DATA FOR PROCESSING

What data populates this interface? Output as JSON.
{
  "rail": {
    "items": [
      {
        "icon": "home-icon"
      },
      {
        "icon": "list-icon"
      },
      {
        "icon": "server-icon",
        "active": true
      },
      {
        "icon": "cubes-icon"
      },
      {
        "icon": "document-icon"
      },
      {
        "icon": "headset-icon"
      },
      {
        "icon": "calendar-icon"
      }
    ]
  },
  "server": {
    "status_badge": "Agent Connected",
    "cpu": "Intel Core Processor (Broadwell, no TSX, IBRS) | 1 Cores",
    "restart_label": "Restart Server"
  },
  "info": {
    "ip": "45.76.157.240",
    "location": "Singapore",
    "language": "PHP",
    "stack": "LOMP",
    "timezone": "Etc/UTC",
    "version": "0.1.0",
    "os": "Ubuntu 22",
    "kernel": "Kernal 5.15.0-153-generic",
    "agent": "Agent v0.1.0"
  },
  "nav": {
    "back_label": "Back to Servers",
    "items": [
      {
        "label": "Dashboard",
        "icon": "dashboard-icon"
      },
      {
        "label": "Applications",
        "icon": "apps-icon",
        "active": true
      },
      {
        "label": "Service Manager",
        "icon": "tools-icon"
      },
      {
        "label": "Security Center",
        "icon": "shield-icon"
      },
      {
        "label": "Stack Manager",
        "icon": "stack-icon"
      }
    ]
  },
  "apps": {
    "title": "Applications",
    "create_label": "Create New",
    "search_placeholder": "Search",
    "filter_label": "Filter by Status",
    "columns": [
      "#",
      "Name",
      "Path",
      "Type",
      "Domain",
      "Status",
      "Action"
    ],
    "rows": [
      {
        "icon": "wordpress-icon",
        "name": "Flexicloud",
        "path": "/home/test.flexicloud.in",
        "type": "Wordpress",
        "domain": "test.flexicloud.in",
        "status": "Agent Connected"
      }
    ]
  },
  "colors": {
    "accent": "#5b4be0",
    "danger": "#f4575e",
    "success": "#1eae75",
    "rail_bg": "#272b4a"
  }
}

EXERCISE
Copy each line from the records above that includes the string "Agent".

RESPONSE TO THE TASK
    "status_badge": "Agent Connected",
    "agent": "Agent v0.1.0"
        "status": "Agent Connected"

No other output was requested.